Health benefits of pickled mustard seeds
The seeds represent an important source of omega-3 fatty acids. A study at the University of Pittsburgh concluded that young, healthy adults who increased their intake of omega-3s considerably increased their working memory.
The presence of substances like glucosinolates and myrosinase (a family of enzymes involved in plant defense against herbivores) in these amazing seeds are known to use phytochemicals to inhibit the growth of cancer cells.
According to a 2005 study at Radiation and Cancer Biology Laboratory, New Delhi, India the seeds have the capacity to enhance the antioxidant defense system, providing protection against the toxic effects of carcinogens.
Muscle pain relief
The medical term for muscle pain is myalgia. Stiff muscles or aching and sore muscles can be treated with these seeds too. Just soak yourself in a tub of warm water. Now add some seeds powder in the water to relieve the pain.
They contain the amino acid – cysteine, which acts as an antioxidant in your body. Cysteine protects your body from free radicals (they are generated when toxins are broken down in the body), which are harmful substances in your body that damage DNA and cell membranes.
These seeds are known to be beneficial for asthma patients. The typical asthma symptoms include – cough, wheeze, chest tightness, and shortness of breath.
The presence of minerals like magnesium, copper, iron, and selenium in the seeds are responsible for the prevention of asthma attacks.

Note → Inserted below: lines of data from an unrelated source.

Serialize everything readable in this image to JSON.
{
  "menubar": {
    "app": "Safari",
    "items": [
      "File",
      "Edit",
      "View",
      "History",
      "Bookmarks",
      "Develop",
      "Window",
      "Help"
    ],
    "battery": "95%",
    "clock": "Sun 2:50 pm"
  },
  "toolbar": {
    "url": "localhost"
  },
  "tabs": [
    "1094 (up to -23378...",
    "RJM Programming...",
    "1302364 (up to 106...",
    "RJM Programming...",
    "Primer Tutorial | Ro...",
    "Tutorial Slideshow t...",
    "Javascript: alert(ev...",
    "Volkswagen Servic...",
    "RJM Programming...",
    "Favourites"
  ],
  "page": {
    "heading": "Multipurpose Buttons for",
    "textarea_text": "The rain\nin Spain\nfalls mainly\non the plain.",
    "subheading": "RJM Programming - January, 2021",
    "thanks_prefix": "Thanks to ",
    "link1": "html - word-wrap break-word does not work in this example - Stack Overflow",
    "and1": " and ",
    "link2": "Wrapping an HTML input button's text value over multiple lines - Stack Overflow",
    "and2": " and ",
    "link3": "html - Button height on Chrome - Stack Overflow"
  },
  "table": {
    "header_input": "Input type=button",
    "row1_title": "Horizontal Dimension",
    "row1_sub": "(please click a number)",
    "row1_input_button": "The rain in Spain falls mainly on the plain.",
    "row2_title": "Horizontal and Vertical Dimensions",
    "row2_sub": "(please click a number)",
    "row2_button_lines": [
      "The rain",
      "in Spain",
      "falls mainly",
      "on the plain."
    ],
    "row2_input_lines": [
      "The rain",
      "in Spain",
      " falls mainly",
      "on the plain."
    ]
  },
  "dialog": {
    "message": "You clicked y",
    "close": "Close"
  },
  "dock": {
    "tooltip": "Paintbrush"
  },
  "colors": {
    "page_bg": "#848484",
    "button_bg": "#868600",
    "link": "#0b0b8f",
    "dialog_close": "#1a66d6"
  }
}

They have a powerful cholesterol-lowering capacity, courtesy of their ability to bind bile acids. Bile acids are composed of cholesterol, so this binding activity helps reduce your LDL (the bad one) cholesterol level by boosting excretion.
The seeds offer therapeutic relief in contact dermatitis. This condition appears when foreign compounds or excess exposure to water makes your skin red, itchy, and inflamed.
Studies have suggested that consumption of these seeds helps in healing the symptoms connected with contact dermatitis such as a reduction in the ear swelling and healing of tissues.
Side effects of mustard seeds
Consumption of large amounts of mustard seeds may cause bleeding from the stomach, gastric irritation, and intestinal mucosa.
Additionally, it may cause skin burn when applied on the skin for a longer time. Erucic acid (monounsaturated long-chain fatty acid) in the seeds has been found to have possible carcinogenic and genotoxic effects in laboratory animal studies.
More importantly, uncooked leaves and seeds from this plant contain a compound named goitrogens, which might mess up with the functioning of the thyroid gland.
Individuals already suffering from thyroid dysfunction should always cook the plant prior to consumption to neutralize these active substances.
- 1 cup mustard seeds;
- 3/4 cup water;
- 1 cup rice wine vinegar;
- 1/2 cup sugar;
- 1 teaspoon turmeric;
- 1 tablespoon salt.
Mix all ingredients together in a small saucepan and bring to a gentle simmer over low heat. Cook until the mustard seeds are plump and tender (about 60 minutes).
Also, if too much liquid evaporates add just enough water to cover the seeds. They may be stored, covered and refrigerated for up to one month.
How to store
- store it in an air-tight container so that it is sealed properly;
- always store the seeds in a cool place;
- the container must be completely dry;
- whole seeds can last up to 1 year and ground or powdered ones last as long as 6 months;
- the shelf where you place the container should not be moist.